New York, 21 October 2014 - Secretary-General's remarks at launch of the United Nations Academic Impact J. Michael Adams Conversation Series [As prepared for delivery]
I am delighted to welcome you all here.
Let me especially thank Mrs. Susan Adams for joining us as we launch this special event in the context of the UN’s 70th anniversary.
I deeply admired Dr. J. Michael Adams during his life, and I am honoured for this opportunity to launch a conversation series that will carry on his name in the future.
Dr. Adams forged deep ties between Farleigh Dickenson University and the United Nations.
He once said, “The only path to peace is education and dialogue. Tanks don’t work. That’s why we take so seriously our association with the United Nations.”
He was a pioneer in bringing academia and the UN together. As President of Fairleigh Dickinson, he enabled it to become the first university to receive consultative status with the UN Economic and Social Council.
Dr. Adams did more than bring his own university closer to the UN; he helped develop the UN Academic Impact – which is connecting the United Nations to universities around the world.
This initiative matches academic innovation with the UN’s mission to overcome the most pressing problems in our world.
We are aiming to draw on the insights of professors, researchers and students to address challenges to peace, security, development and human dignity.
Dr. Adams was by my side when we launched UNAI. He had been a constant guide, from the time the UN first suggested the idea to the International Association of University Presidents in 2005, to its formal launch five years later.
Perhaps we were such close friends because we shared an unwavering conviction in the transformative power of education. Education was the engine that drove progress in my life and my country. That is why I am doing everything possible to champion education around the world.
I am committed to the success of the United Nations Academic Impact and my Global Education First initiative. In this effort, we have had many advocates. We were fortunate to welcome Malala Yousafzai to the United Nations on two occasions to rally the world for the right to education.
We lost Dr. Adams, but I am heartened that the United Nations will keep his spirit and memory alive through this series.
Ladies and gentlemen,
I am confident Dr. Adams would have been proud of our choice for the first leader in this conversation series.
Dr. Hayat Sindi is a pioneering academic and medical researcher from Saudi Arabia who became the first woman from her region to obtain a PhD in biotechnology.
The United Nations is proud to have Dr. Sindi serving as a UNESCO Goodwill Ambassador.
She shatters stereotypes. She inspires others, especially girls and women. And she is not satisfied with achieving excellence just for herself – she is also helping youth in her region and our world to realize their own enormous potential.
Dr. Sindi once said, “It makes sense that those who become qualified should spread their contributions where it is needed: to the less privileged.”
Let us be inspired by her spirit of human solidarity as we start this meaningful conversation series.
Statements on 21 October 2014
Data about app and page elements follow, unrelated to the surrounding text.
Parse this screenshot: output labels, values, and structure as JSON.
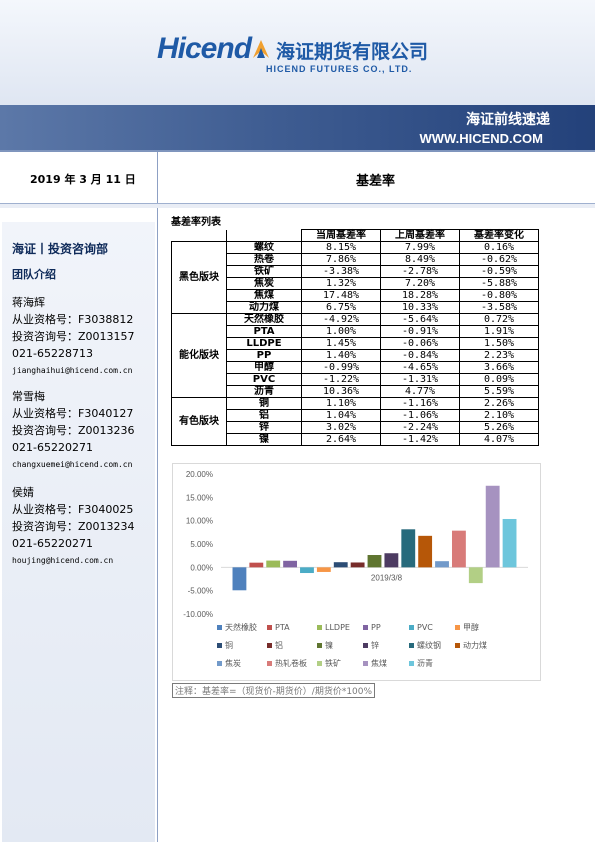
{
  "header": {
    "logo_en": "Hicend",
    "logo_cn": "海证期货有限公司",
    "logo_sub": "HICEND  FUTURES  CO.,  LTD.",
    "band_title": "海证前线速递",
    "band_url": "WWW.HICEND.COM"
  },
  "report": {
    "date": "2019 年 3 月 11 日",
    "title": "基差率"
  },
  "sidebar": {
    "dept": "海证丨投资咨询部",
    "team": "团队介绍",
    "members": [
      {
        "name": "蒋海辉",
        "qual": "从业资格号：F3038812",
        "consult": "投资咨询号：Z0013157",
        "phone": "021-65228713",
        "email": "jianghaihui@hicend.com.cn"
      },
      {
        "name": "常雪梅",
        "qual": "从业资格号：F3040127",
        "consult": "投资咨询号：Z0013236",
        "phone": "021-65220271",
        "email": "changxuemei@hicend.com.cn"
      },
      {
        "name": "侯婧",
        "qual": "从业资格号：F3040025",
        "consult": "投资咨询号：Z0013234",
        "phone": "021-65220271",
        "email": "houjing@hicend.com.cn"
      }
    ]
  },
  "table": {
    "title": "基差率列表",
    "headers": [
      "当周基差率",
      "上周基差率",
      "基差率变化"
    ],
    "groups": [
      {
        "name": "黑色版块",
        "rows": [
          {
            "name": "螺纹",
            "cur": "8.15%",
            "prev": "7.99%",
            "chg": "0.16%"
          },
          {
            "name": "热卷",
            "cur": "7.86%",
            "prev": "8.49%",
            "chg": "-0.62%"
          },
          {
            "name": "铁矿",
            "cur": "-3.38%",
            "prev": "-2.78%",
            "chg": "-0.59%"
          },
          {
            "name": "焦炭",
            "cur": "1.32%",
            "prev": "7.20%",
            "chg": "-5.88%"
          },
          {
            "name": "焦煤",
            "cur": "17.48%",
            "prev": "18.28%",
            "chg": "-0.80%"
          },
          {
            "name": "动力煤",
            "cur": "6.75%",
            "prev": "10.33%",
            "chg": "-3.58%"
          }
        ]
      },
      {
        "name": "能化版块",
        "rows": [
          {
            "name": "天然橡胶",
            "cur": "-4.92%",
            "prev": "-5.64%",
            "chg": "0.72%"
          },
          {
            "name": "PTA",
            "cur": "1.00%",
            "prev": "-0.91%",
            "chg": "1.91%"
          },
          {
            "name": "LLDPE",
            "cur": "1.45%",
            "prev": "-0.06%",
            "chg": "1.50%"
          },
          {
            "name": "PP",
            "cur": "1.40%",
            "prev": "-0.84%",
            "chg": "2.23%"
          },
          {
            "name": "甲醇",
            "cur": "-0.99%",
            "prev": "-4.65%",
            "chg": "3.66%"
          },
          {
            "name": "PVC",
            "cur": "-1.22%",
            "prev": "-1.31%",
            "chg": "0.09%"
          },
          {
            "name": "沥青",
            "cur": "10.36%",
            "prev": "4.77%",
            "chg": "5.59%"
          }
        ]
      },
      {
        "name": "有色版块",
        "rows": [
          {
            "name": "铜",
            "cur": "1.10%",
            "prev": "-1.16%",
            "chg": "2.26%"
          },
          {
            "name": "铝",
            "cur": "1.04%",
            "prev": "-1.06%",
            "chg": "2.10%"
          },
          {
            "name": "锌",
            "cur": "3.02%",
            "prev": "-2.24%",
            "chg": "5.26%"
          },
          {
            "name": "镍",
            "cur": "2.64%",
            "prev": "-1.42%",
            "chg": "4.07%"
          }
        ]
      }
    ]
  },
  "note": "注释：基差率=（现货价-期货价）/期货价*100%",
  "chart_data": {
    "type": "bar",
    "categories": [
      "2019/3/8"
    ],
    "ylim": [
      -10,
      20
    ],
    "yticks": [
      "20.00%",
      "15.00%",
      "10.00%",
      "5.00%",
      "0.00%",
      "-5.00%",
      "-10.00%"
    ],
    "yticks_values": [
      20,
      15,
      10,
      5,
      0,
      -5,
      -10
    ],
    "grid": false,
    "legend_position": "bottom",
    "series": [
      {
        "name": "天然橡胶",
        "values": [
          -4.92
        ],
        "color": "#4f81bd"
      },
      {
        "name": "PTA",
        "values": [
          1.0
        ],
        "color": "#c0504d"
      },
      {
        "name": "LLDPE",
        "values": [
          1.45
        ],
        "color": "#9bbb59"
      },
      {
        "name": "PP",
        "values": [
          1.4
        ],
        "color": "#8064a2"
      },
      {
        "name": "PVC",
        "values": [
          -1.22
        ],
        "color": "#4bacc6"
      },
      {
        "name": "甲醇",
        "values": [
          -0.99
        ],
        "color": "#f79646"
      },
      {
        "name": "铜",
        "values": [
          1.1
        ],
        "color": "#2c4d75"
      },
      {
        "name": "铝",
        "values": [
          1.04
        ],
        "color": "#772c2a"
      },
      {
        "name": "镍",
        "values": [
          2.64
        ],
        "color": "#5f7530"
      },
      {
        "name": "锌",
        "values": [
          3.02
        ],
        "color": "#4d3b62"
      },
      {
        "name": "螺纹钢",
        "values": [
          8.15
        ],
        "color": "#276a7c"
      },
      {
        "name": "动力煤",
        "values": [
          6.75
        ],
        "color": "#b65708"
      },
      {
        "name": "焦炭",
        "values": [
          1.32
        ],
        "color": "#729aca"
      },
      {
        "name": "热轧卷板",
        "values": [
          7.86
        ],
        "color": "#d87b79"
      },
      {
        "name": "铁矿",
        "values": [
          -3.38
        ],
        "color": "#b2cf85"
      },
      {
        "name": "焦煤",
        "values": [
          17.48
        ],
        "color": "#a692c0"
      },
      {
        "name": "沥青",
        "values": [
          10.36
        ],
        "color": "#6dc6dc"
      }
    ]
  }
}
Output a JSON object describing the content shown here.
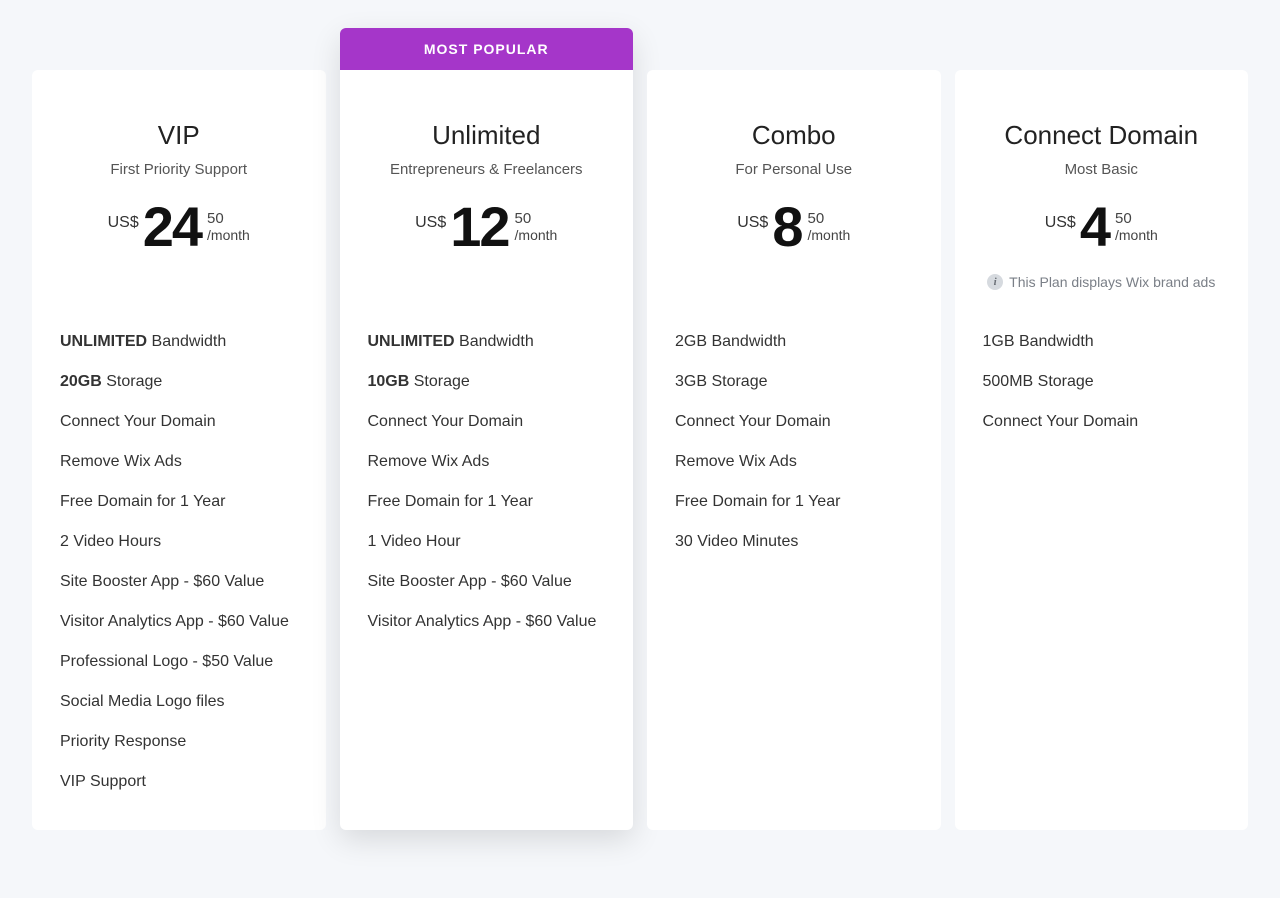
{
  "popular_banner": "MOST POPULAR",
  "plans": [
    {
      "id": "vip",
      "title": "VIP",
      "subtitle": "First Priority Support",
      "currency": "US$",
      "amount": "24",
      "cents": "50",
      "per": "/month",
      "note": null,
      "features": [
        {
          "bold": "UNLIMITED",
          "rest": " Bandwidth"
        },
        {
          "bold": "20GB",
          "rest": " Storage"
        },
        {
          "text": "Connect Your Domain"
        },
        {
          "text": "Remove Wix Ads"
        },
        {
          "text": "Free Domain for 1 Year"
        },
        {
          "text": "2 Video Hours"
        },
        {
          "text": "Site Booster App - $60 Value"
        },
        {
          "text": "Visitor Analytics App - $60 Value"
        },
        {
          "text": "Professional Logo - $50 Value"
        },
        {
          "text": "Social Media Logo files"
        },
        {
          "text": "Priority Response"
        },
        {
          "text": "VIP Support"
        }
      ]
    },
    {
      "id": "unlimited",
      "title": "Unlimited",
      "subtitle": "Entrepreneurs & Freelancers",
      "currency": "US$",
      "amount": "12",
      "cents": "50",
      "per": "/month",
      "note": null,
      "popular": true,
      "features": [
        {
          "bold": "UNLIMITED",
          "rest": " Bandwidth"
        },
        {
          "bold": "10GB",
          "rest": " Storage"
        },
        {
          "text": "Connect Your Domain"
        },
        {
          "text": "Remove Wix Ads"
        },
        {
          "text": "Free Domain for 1 Year"
        },
        {
          "text": "1 Video Hour"
        },
        {
          "text": "Site Booster App - $60 Value"
        },
        {
          "text": "Visitor Analytics App - $60 Value"
        }
      ]
    },
    {
      "id": "combo",
      "title": "Combo",
      "subtitle": "For Personal Use",
      "currency": "US$",
      "amount": "8",
      "cents": "50",
      "per": "/month",
      "note": null,
      "features": [
        {
          "text": "2GB Bandwidth"
        },
        {
          "text": "3GB Storage"
        },
        {
          "text": "Connect Your Domain"
        },
        {
          "text": "Remove Wix Ads"
        },
        {
          "text": "Free Domain for 1 Year"
        },
        {
          "text": "30 Video Minutes"
        }
      ]
    },
    {
      "id": "connect",
      "title": "Connect Domain",
      "subtitle": "Most Basic",
      "currency": "US$",
      "amount": "4",
      "cents": "50",
      "per": "/month",
      "note": "This Plan displays Wix brand ads",
      "features": [
        {
          "text": "1GB Bandwidth"
        },
        {
          "text": "500MB Storage"
        },
        {
          "text": "Connect Your Domain"
        }
      ]
    }
  ]
}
- New York, 21 October 2014 - Secretary-General's remarks at launch of the United Nations Academic Impact J. Michael Adams Conversation Series [As prepared for delivery]
- Philadelphia, Pennsylvania, 21 October 2014 - Secretary-General's video message for ceremony marking the awarding of the Liberty Medal to Malala Yousafzai
- New York , 21 October 2014 - Statement attributable to the Spokesman for the Secretary-General on the Democratic Republic of the Congo (DRC) [Scroll down for French Version]
- New York, 21 October 2014 - Statement attributable to the Spokesman for the Secretary-General on contributions to the UN Ebola Multi-Partner Trust Fund
- New York, 21 October 2014 - Secretary-General's remarks to Security Council briefing on the Situation in the Middle East [as delivered]